The Risk of Referral at Holyrood
“Welcome to City Council,” my new colleague Councillor Cartmell said as he grappled, pained look and all, with the decision on the Holyrood Transit Oriented Development (TOD) application. It was a tough and thoughtful decision for everyone. No slam dunks on either side I'd guess.
In the end, council voted to refer the application back hoping a different project would be back before us some months down the road.
I voted against this referral for a number of reasons, but I do want to begin by recognizing the tremendous efforts and engagement of the collection of community members, who were part of the Holyrood Development Committee and otherwise.
Ultimately, I saw too many risks in this referral that were not mitigated in my mind by enough confidence in the next few months being fruitful. I hope I am wrong. I hope the community and the developer can each move from their existing positions and find value in each other's interests. I feel our administration and planners worked hard to facilitate this over the past 18 months but they can only move people so far.

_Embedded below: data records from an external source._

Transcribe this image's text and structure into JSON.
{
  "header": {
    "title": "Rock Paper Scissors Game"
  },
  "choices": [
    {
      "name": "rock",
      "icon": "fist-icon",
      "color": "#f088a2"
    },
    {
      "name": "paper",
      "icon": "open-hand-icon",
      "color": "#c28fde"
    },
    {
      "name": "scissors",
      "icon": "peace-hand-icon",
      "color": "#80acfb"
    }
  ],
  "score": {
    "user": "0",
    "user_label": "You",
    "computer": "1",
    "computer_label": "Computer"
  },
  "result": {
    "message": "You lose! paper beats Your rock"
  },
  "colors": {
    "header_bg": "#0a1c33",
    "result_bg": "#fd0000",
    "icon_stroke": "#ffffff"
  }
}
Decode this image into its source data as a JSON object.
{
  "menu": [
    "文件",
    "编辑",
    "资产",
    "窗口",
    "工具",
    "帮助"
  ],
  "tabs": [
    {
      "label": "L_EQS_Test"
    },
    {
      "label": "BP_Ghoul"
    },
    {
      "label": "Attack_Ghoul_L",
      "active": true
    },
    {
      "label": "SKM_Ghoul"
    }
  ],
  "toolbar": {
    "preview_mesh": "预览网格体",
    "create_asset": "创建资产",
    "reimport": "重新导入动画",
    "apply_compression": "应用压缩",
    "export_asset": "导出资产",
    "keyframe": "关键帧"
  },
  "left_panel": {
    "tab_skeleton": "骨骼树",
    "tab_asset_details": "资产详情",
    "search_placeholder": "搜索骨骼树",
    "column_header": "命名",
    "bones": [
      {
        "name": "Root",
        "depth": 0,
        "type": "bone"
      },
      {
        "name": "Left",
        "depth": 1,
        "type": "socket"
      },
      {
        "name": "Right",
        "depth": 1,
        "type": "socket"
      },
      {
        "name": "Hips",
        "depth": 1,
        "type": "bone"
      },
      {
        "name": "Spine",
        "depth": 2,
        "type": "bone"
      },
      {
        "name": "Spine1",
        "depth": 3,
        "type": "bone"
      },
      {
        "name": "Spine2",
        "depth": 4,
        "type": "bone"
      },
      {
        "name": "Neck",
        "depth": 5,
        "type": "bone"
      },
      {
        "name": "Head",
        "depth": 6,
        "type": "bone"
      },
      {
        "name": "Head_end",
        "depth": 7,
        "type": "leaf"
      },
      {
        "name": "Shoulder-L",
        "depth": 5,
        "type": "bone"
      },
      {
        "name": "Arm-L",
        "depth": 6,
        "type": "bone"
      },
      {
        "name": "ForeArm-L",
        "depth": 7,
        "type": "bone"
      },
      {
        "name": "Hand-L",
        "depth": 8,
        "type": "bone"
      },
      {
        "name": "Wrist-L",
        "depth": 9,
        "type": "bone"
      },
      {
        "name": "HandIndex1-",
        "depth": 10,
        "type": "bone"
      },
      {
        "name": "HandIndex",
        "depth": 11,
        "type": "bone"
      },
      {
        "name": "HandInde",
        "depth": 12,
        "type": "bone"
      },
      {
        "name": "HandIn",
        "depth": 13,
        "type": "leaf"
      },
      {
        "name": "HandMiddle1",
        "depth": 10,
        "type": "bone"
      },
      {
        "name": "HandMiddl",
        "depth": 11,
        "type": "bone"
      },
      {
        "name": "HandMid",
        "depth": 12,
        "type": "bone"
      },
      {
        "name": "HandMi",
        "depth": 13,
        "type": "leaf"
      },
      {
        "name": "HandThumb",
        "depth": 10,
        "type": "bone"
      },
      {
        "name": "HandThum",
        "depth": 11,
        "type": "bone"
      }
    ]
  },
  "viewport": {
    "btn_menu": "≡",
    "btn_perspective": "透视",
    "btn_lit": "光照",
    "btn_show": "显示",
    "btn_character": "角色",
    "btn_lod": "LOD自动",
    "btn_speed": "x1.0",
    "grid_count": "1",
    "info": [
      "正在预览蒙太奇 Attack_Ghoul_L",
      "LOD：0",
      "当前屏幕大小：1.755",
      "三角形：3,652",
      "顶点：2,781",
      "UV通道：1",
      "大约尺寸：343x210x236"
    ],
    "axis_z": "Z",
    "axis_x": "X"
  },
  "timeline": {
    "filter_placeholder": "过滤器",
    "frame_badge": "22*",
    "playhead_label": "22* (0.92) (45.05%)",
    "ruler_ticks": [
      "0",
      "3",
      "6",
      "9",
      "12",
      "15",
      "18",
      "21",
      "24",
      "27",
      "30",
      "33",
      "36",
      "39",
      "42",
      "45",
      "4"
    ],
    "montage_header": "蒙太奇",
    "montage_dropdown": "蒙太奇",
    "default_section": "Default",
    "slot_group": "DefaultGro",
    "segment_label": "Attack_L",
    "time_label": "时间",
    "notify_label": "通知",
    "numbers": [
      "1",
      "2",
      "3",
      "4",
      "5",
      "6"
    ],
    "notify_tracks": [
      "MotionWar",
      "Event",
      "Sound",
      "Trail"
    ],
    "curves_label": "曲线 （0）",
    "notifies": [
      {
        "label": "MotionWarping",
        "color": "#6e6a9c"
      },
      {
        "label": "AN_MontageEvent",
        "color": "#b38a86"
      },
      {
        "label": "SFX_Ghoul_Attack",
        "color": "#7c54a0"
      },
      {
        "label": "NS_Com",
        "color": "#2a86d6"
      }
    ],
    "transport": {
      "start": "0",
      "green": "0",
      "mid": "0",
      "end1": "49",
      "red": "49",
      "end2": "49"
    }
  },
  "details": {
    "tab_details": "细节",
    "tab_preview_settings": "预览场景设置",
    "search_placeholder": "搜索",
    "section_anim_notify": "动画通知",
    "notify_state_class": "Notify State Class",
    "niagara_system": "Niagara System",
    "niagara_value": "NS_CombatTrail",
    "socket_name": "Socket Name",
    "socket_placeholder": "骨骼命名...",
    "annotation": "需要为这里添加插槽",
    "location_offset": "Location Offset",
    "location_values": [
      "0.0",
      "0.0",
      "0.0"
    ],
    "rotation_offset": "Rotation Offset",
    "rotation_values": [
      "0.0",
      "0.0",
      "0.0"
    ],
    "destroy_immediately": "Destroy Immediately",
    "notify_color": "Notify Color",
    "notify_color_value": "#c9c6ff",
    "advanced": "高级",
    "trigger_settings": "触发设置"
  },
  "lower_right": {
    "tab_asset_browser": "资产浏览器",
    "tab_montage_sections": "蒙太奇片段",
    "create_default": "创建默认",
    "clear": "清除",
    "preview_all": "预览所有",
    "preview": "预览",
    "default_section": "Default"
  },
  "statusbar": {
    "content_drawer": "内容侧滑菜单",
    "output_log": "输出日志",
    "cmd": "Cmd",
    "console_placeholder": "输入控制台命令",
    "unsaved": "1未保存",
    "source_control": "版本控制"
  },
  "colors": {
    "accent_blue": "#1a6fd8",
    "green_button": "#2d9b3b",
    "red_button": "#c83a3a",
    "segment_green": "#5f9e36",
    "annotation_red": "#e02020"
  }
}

Hopefully, council’s decision changes the culture of relationship building here.
When I consider these big projects I most often reconnect with some key principles embedded in our Municipal Development Plan:
Sustainable Urban Form: Edmonton manages growth to move the City toward a culturally, financially, environmentally and socially sustainable state.
Integrated Land Use and Transportation: Land use and design complement and support the transportation system, while the transportation network supports areas of increased density and employment.
Complete, healthy and livable communities: Planning neighbourhoods that encourage active living through design is particularly important for reducing obesity and weight-related health issues, reducing air pollution and respiratory health problems, reducing stress and promoting good social and mental health.
Furthermore, our MDP goes on to say how important it is that we “manage future public obligations and growth opportunities through a long-term growth coordination strategy... by linking growth with optimized infrastructure investment" which we can do in a couple of ways:
Integrate higher density development with Light Rail Transit (LRT) stations and transit centres
Encourage a minimum of 25 percent of city-wide housing unit growth to locate in the Downtown and mature neighbourhoods and around LRT stations and transit centres where infrastructure capacity supports redevelopment.
My worries about this referral:
Essentially the motion council passed sends direction for the developer to move away from having 3 tall towers on this narrow five-acre site and the green space that it allowed for, to building ~13, four-story walk-ups with very little green space. I do not believe this will be neither a better design for this site nor a better design standard for future TOD sites. I’ll be curious how our Edmonton Design Committee responds to a short and stubby site design.
There was some discussion about the signals this council sends about development juxtaposed against the last council. While pushing this back because of community dissatisfaction does send an important signal about our willingness to ensure communities are heard in these applications it also sends a couple of other signals. Firstly, this decision says that the established residents in mature communities essentially have all the influence over site design and housing type for future residents, whose influence is hard to measure and project. Secondly, it signals to the development community that it is still far easier to do business in the suburbs. This second point is also exacerbated by the myriad of conflicts that exist between various policies and guidelines which make it difficult for communities and developers to know which end is up.
I thought the project significantly aided the goals in our MDP and mostly met our large site and transit-oriented development guidelines. But the majority of council didn’t agree.
I am hoping that a better project can come back. But that is now up to the flexibility of the developer mainly and partly the willingness of an established community to accept some degree of change they may not be comfortable with yet.
As a council what we can do, and do fast, is update our policies governing large site developments so that developers and communities have clarity about what is possible and what is not.
We need a streamlined set of development guidelines for transit-oriented development and large sites in the shape of a new nodes and corridors strategy built on the principle of getting to yes on densification.
We need to complete the work establishing table stakes and some broader guidelines for the community benefits and amenities packages we expect from developers in exchange for higher density, taller towers, and more floor area ratio (FAR).
We’ve begun to develop a more comprehensive and measurable public engagement that begins much earlier on large sites like Holyrood.
We need stronger policies and programs to include more affordable housing in direct control zones particularly where affordable housing is being replaced.
We need a way to ensure the needs of future residents can be understood in applications in mature neighbourhoods that provides more balance to debates about how neighbourhoods will change over time.
Our apprehension on this project should not define our council one way or another, but for me, there are signs warning me that we are not quite ready to truly shift from a suburban city to an urban one.